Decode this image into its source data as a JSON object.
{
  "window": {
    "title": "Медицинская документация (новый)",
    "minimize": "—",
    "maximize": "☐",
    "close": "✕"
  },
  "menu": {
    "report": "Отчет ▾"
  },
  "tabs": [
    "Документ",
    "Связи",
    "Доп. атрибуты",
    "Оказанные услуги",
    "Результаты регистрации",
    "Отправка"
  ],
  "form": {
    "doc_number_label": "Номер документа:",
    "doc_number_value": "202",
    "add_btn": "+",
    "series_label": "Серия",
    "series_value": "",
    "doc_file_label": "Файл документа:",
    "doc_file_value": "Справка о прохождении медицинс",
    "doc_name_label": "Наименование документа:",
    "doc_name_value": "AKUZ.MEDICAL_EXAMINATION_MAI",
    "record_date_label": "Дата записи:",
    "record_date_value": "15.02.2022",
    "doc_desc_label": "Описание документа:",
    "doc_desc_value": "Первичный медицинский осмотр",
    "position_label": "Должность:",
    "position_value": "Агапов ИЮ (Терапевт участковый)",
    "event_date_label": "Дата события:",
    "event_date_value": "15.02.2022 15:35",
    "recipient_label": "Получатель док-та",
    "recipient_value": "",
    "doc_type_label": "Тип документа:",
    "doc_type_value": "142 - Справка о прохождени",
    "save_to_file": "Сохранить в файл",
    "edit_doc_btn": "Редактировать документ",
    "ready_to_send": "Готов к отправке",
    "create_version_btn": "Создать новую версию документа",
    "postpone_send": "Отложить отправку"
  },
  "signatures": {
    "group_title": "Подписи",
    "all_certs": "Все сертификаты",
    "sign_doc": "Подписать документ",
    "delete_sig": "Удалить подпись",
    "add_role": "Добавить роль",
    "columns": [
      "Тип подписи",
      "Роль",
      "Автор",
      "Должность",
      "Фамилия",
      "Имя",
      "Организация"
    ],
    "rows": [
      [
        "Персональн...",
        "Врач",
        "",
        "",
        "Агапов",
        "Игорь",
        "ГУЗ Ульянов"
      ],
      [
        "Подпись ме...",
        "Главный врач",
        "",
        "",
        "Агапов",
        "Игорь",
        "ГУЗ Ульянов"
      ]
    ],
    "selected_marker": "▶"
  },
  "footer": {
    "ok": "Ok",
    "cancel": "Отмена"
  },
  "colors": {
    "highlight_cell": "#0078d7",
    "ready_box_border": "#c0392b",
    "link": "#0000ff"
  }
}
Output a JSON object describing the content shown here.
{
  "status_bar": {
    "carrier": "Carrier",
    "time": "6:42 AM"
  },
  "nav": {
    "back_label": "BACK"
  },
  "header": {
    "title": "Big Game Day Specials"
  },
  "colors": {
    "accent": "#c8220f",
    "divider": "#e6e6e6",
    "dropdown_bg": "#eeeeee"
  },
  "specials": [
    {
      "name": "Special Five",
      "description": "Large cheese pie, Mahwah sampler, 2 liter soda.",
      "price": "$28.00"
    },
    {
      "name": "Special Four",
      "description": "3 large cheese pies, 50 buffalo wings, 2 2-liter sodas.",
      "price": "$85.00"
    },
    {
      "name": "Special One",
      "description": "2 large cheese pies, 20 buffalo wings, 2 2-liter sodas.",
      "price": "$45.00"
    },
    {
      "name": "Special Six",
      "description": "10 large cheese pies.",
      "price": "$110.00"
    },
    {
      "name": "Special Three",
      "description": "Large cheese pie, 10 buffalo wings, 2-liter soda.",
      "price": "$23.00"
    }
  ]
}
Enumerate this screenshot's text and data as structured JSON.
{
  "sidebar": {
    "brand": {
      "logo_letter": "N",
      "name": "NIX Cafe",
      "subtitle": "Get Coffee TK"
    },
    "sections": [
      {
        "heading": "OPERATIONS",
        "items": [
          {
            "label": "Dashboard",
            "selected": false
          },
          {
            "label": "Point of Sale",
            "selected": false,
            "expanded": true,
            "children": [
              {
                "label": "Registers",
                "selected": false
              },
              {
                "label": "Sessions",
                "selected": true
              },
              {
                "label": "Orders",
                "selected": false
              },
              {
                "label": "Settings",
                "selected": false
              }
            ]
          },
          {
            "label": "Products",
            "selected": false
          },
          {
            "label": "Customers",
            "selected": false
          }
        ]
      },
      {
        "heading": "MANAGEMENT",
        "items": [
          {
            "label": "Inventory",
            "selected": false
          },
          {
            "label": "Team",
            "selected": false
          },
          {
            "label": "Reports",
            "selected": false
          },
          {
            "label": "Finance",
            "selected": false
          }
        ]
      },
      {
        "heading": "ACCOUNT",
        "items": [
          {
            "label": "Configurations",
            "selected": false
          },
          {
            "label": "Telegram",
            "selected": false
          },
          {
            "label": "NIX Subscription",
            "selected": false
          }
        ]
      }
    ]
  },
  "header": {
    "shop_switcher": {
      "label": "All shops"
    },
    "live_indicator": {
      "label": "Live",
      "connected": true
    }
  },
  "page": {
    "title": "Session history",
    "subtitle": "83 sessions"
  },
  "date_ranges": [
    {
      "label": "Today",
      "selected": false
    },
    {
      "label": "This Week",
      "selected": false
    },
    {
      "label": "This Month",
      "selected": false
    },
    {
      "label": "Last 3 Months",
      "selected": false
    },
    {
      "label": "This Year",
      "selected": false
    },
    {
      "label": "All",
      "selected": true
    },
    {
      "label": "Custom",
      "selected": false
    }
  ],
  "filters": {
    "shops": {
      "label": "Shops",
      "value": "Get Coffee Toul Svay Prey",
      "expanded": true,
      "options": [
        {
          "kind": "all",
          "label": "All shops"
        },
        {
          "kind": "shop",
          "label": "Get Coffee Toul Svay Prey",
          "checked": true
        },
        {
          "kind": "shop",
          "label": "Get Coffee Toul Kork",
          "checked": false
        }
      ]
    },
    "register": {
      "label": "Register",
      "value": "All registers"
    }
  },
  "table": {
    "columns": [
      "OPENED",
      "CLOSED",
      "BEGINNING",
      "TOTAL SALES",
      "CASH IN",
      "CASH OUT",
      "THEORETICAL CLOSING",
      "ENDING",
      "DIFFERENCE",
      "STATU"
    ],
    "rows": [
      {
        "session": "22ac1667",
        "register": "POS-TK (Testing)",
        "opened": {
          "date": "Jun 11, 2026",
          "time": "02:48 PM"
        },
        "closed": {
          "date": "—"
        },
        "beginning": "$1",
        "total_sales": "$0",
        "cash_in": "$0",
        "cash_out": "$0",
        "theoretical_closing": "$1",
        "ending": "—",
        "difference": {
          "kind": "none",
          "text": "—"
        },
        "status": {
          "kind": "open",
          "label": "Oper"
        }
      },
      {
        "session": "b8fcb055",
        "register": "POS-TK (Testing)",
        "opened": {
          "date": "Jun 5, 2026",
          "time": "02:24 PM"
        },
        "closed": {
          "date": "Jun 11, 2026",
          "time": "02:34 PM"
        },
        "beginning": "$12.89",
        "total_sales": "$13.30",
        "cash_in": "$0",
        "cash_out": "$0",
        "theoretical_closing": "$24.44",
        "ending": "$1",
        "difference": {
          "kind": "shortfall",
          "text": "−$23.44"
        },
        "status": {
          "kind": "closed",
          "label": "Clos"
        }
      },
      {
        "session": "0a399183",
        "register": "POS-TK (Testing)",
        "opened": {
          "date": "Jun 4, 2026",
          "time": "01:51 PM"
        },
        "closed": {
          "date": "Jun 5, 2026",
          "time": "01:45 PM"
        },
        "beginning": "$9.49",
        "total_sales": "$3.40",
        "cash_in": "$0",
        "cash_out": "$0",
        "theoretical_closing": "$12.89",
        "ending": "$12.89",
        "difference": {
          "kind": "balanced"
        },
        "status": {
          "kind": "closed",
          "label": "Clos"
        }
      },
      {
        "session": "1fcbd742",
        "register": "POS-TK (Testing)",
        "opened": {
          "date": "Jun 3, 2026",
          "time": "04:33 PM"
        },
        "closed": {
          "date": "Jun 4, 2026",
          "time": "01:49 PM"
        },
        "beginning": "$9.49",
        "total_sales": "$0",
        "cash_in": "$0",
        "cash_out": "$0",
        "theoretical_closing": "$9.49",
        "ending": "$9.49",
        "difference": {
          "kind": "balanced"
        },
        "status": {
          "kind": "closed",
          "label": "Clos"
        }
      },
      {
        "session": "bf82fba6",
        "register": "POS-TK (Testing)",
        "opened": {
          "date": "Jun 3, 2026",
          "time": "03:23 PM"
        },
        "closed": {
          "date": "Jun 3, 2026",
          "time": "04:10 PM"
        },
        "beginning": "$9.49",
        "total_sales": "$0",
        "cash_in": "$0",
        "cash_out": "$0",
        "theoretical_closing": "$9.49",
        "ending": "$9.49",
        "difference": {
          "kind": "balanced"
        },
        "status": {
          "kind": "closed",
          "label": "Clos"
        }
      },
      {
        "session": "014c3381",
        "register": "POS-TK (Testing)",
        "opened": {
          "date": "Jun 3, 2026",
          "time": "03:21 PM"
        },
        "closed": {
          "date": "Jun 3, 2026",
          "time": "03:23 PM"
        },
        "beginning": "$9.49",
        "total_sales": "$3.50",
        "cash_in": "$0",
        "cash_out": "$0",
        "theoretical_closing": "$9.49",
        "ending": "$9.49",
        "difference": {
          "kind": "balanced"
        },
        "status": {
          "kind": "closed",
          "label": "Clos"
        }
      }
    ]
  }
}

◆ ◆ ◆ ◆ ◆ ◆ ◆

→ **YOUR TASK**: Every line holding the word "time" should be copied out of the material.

→ **ANSWER SECTION**:
    "time": "6:42 AM"
          "time": "02:48 PM"
          "time": "02:24 PM"
          "time": "02:34 PM"
          "time": "01:51 PM"
          "time": "01:45 PM"
          "time": "04:33 PM"
          "time": "01:49 PM"
          "time": "03:23 PM"
          "time": "04:10 PM"
          "time": "03:21 PM"
          "time": "03:23 PM"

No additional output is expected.